William H. Smith
William H. Smith was a valued member of the Illinois State Geological Survey's Coal Section. He had given 20 years of service by the time of his retirement. After serving as a lieutenant in the U.S. Navy in World War II, he received his B.S. and M.S. from Ohio State University in 1946 and 1947, respectively. He then joined the Ohio Geological Survey, where he was in charge of the Coal Geology Division. Already armed with considerable knowledge of the state's Pennsylvanian coal fields, he was hired in 1955 by the Illinois State Geological Survey.

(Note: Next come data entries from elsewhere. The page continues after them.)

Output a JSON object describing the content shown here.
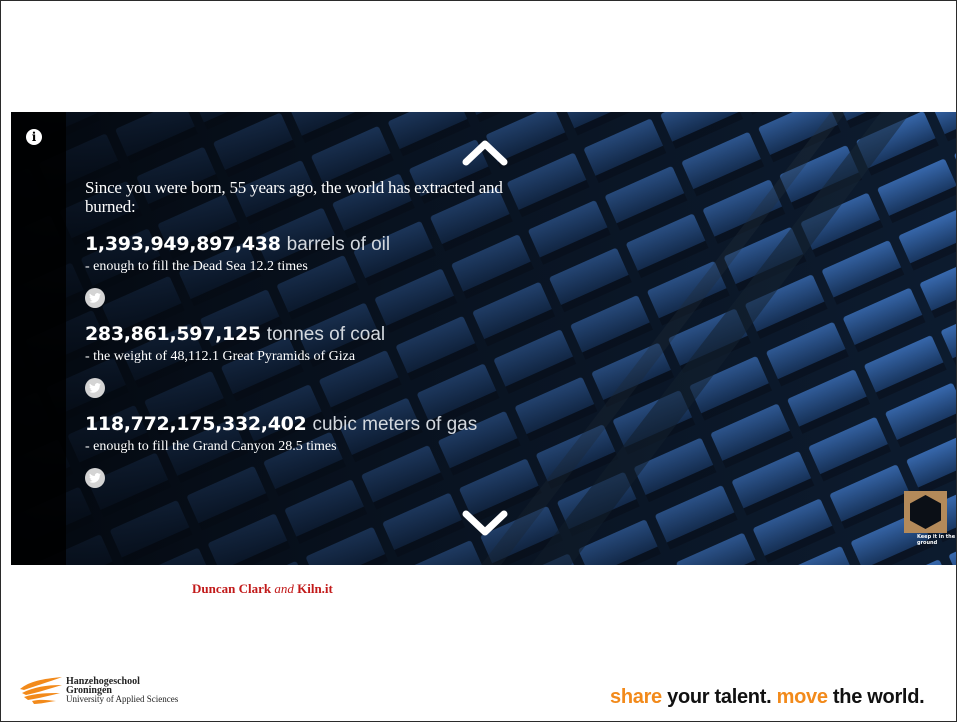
{
  "hero": {
    "intro": "Since you were born, 55 years ago, the world has extracted and burned:",
    "stats": [
      {
        "number": "1,393,949,897,438",
        "unit": "barrels of oil",
        "desc": "- enough to fill the Dead Sea 12.2 times"
      },
      {
        "number": "283,861,597,125",
        "unit": "tonnes of coal",
        "desc": "- the weight of 48,112.1 Great Pyramids of Giza"
      },
      {
        "number": "118,772,175,332,402",
        "unit": "cubic meters of gas",
        "desc": "- enough to fill the Grand Canyon 28.5 times"
      }
    ],
    "info_icon": "info-icon",
    "badge_text": "Keep it in the ground",
    "badge_color": "#b48a5a"
  },
  "credit": {
    "name1": "Duncan Clark",
    "connector": "and",
    "name2": "Kiln.it",
    "color": "#c21a1a"
  },
  "footer": {
    "logo_line1": "Hanzehogeschool",
    "logo_line2": "Groningen",
    "logo_line3": "University of Applied Sciences",
    "slogan_part1": "share",
    "slogan_part2": "your talent.",
    "slogan_part3": "move",
    "slogan_part4": "the world.",
    "accent_color": "#f28a1b"
  }
}
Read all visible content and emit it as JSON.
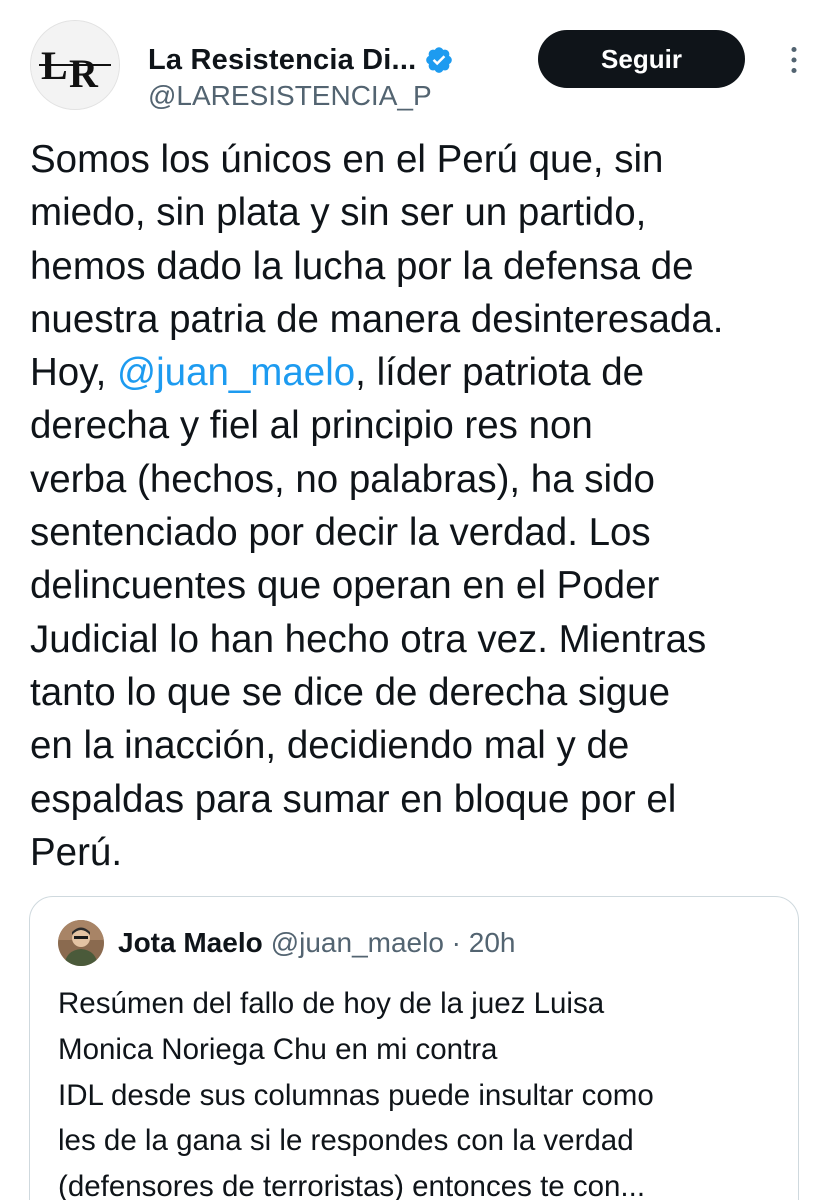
{
  "author": {
    "display_name": "La Resistencia Di...",
    "handle": "@LARESISTENCIA_P",
    "avatar_icon": "lr-logo",
    "verified_color": "#1d9bf0"
  },
  "actions": {
    "follow_label": "Seguir",
    "more_icon": "more-options-icon"
  },
  "tweet": {
    "lines": [
      "Somos los únicos en el Perú que, sin",
      "miedo, sin plata y sin ser un partido,",
      "hemos dado la lucha por la defensa de",
      "nuestra patria de manera desinteresada.",
      "Hoy, ",
      "@juan_maelo",
      ", líder patriota de",
      "derecha y fiel al principio res non",
      "verba (hechos, no palabras), ha sido",
      "sentenciado por decir la verdad. Los",
      "delincuentes que operan en el Poder",
      "Judicial lo han hecho otra vez. Mientras",
      "tanto lo que se dice de derecha sigue",
      "en la inacción, decidiendo mal y de",
      "espaldas para sumar en bloque por el",
      "Perú."
    ],
    "link_color": "#1d9bf0"
  },
  "quoted": {
    "name": "Jota Maelo",
    "meta": "@juan_maelo · 20h",
    "lines": [
      "Resúmen del fallo de hoy de la juez Luisa",
      "Monica Noriega Chu en mi contra",
      "IDL desde sus columnas puede insultar como",
      "les de la gana si le respondes con la verdad",
      "(defensores de terroristas)  entonces te con..."
    ]
  }
}
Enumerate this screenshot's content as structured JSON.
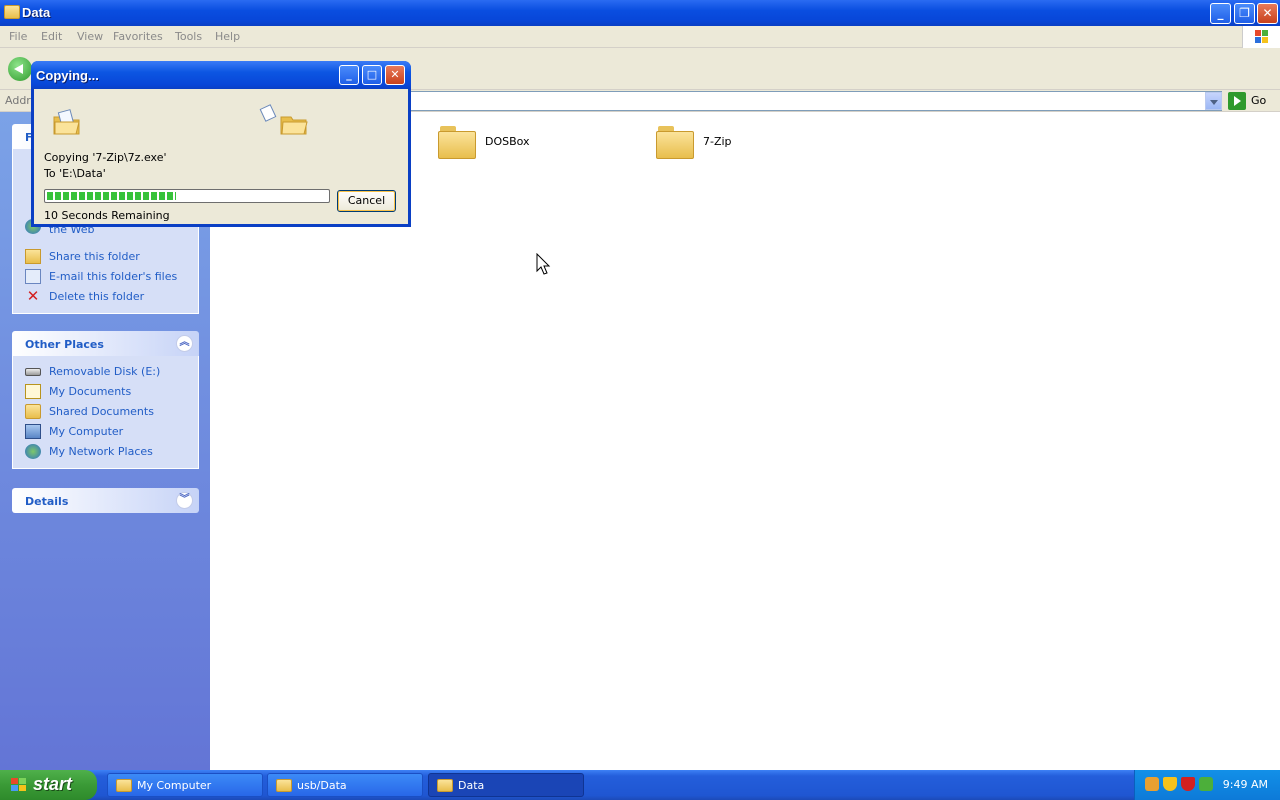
{
  "window": {
    "title": "Data",
    "buttons": {
      "minimize": "_",
      "maximize": "❐",
      "close": "✕"
    }
  },
  "menu": [
    "File",
    "Edit",
    "View",
    "Favorites",
    "Tools",
    "Help"
  ],
  "address": {
    "label": "Addre",
    "value": "",
    "go_label": "Go"
  },
  "left_pane": {
    "file_tasks": {
      "title": "F",
      "items": [
        {
          "label": "Publish this folder to the Web",
          "icon": "globe-icon"
        },
        {
          "label": "Share this folder",
          "icon": "share-folder-icon"
        },
        {
          "label": "E-mail this folder's files",
          "icon": "mail-icon"
        },
        {
          "label": "Delete this folder",
          "icon": "delete-icon"
        }
      ]
    },
    "other_places": {
      "title": "Other Places",
      "items": [
        {
          "label": "Removable Disk (E:)",
          "icon": "drive-icon"
        },
        {
          "label": "My Documents",
          "icon": "documents-icon"
        },
        {
          "label": "Shared Documents",
          "icon": "folder-icon"
        },
        {
          "label": "My Computer",
          "icon": "computer-icon"
        },
        {
          "label": "My Network Places",
          "icon": "network-icon"
        }
      ]
    },
    "details": {
      "title": "Details"
    }
  },
  "content": {
    "items": [
      {
        "name": "DOSBox",
        "icon": "folder-icon"
      },
      {
        "name": "7-Zip",
        "icon": "folder-icon"
      }
    ]
  },
  "dialog": {
    "title": "Copying...",
    "copying_line": "Copying '7-Zip\\7z.exe'",
    "to_line": "To 'E:\\Data'",
    "progress": 0.46,
    "cancel_label": "Cancel",
    "remaining": "10 Seconds Remaining"
  },
  "taskbar": {
    "start_label": "start",
    "tasks": [
      {
        "label": "My Computer",
        "active": false
      },
      {
        "label": "usb/Data",
        "active": false
      },
      {
        "label": "Data",
        "active": true
      }
    ],
    "clock": "9:49 AM"
  },
  "colors": {
    "title_blue": "#0a4ee0",
    "panel_link": "#215dc6",
    "progress_green": "#37c23a",
    "start_green": "#3a9a36"
  }
}
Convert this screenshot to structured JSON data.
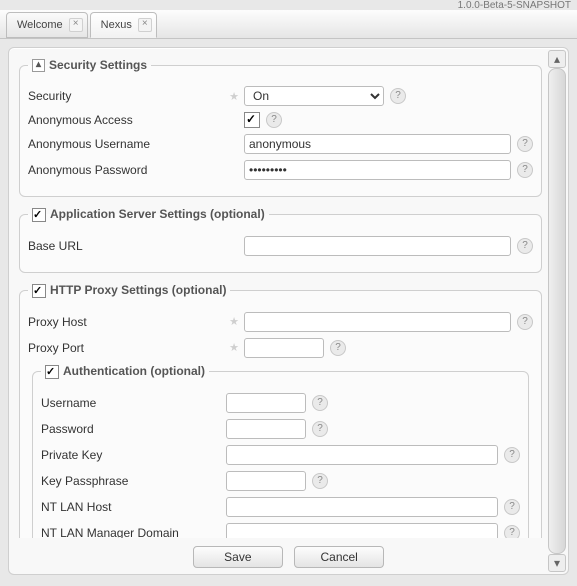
{
  "version": "1.0.0-Beta-5-SNAPSHOT",
  "tabs": [
    {
      "label": "Welcome",
      "active": false
    },
    {
      "label": "Nexus",
      "active": true
    }
  ],
  "security": {
    "title": "Security Settings",
    "security_label": "Security",
    "security_value": "On",
    "anon_access_label": "Anonymous Access",
    "anon_access_checked": true,
    "anon_user_label": "Anonymous Username",
    "anon_user_value": "anonymous",
    "anon_pass_label": "Anonymous Password",
    "anon_pass_value": "•••••••••"
  },
  "appserver": {
    "title": "Application Server Settings (optional)",
    "baseurl_label": "Base URL",
    "baseurl_value": ""
  },
  "proxy": {
    "title": "HTTP Proxy Settings (optional)",
    "host_label": "Proxy Host",
    "host_value": "",
    "port_label": "Proxy Port",
    "port_value": "",
    "auth": {
      "title": "Authentication (optional)",
      "user_label": "Username",
      "user_value": "",
      "pass_label": "Password",
      "pass_value": "",
      "privkey_label": "Private Key",
      "privkey_value": "",
      "passphrase_label": "Key Passphrase",
      "passphrase_value": "",
      "ntlan_host_label": "NT LAN Host",
      "ntlan_host_value": "",
      "ntlan_domain_label": "NT LAN Manager Domain",
      "ntlan_domain_value": ""
    }
  },
  "buttons": {
    "save": "Save",
    "cancel": "Cancel"
  }
}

Smith made numerous contributions to the Survey on coal resources and the geology of coal seams. He served as senior author on 11 reports and coauthor on 10 more between 1957 and 1976. He also coauthored a number of annual Keystone industry reports with Jack Simon. Most noteworthy are Smith's extensive countywide investigations in the 1950s and 1960s of Illinois' strippable coal resources, for which he did much of the mapping himself. He also conducted fundamental studies on the geology of shales and coal-bearing sequences. Of special note was his use of the information on strippable resources and water resources in putting together a cooperative report with the Illinois State Water Survey on suitable locations for coal conversion plants in Illinois in 1975. He worked with the Survey's computer experts at the time in developing estimates of strippable coal resources-key to the resulting computerized calculations of strippable coal resources that were initiated in 1975 and to ensuing programs aimed at improving both Survey and federal estimates of demonstrated coal reserves and available coal resources.
He retired from the Survey in 1975, after which he founded William H. Smith and Associates and, later, GeoGraphics Corporation, which specialized in computer hardware and software. Both businesses were located in Champaign-Urbana. At the time of Smith's retirement, Chief Jack A. Simon noted with appreciation that he “left the Survey in an enviable position” relative to coal resource studies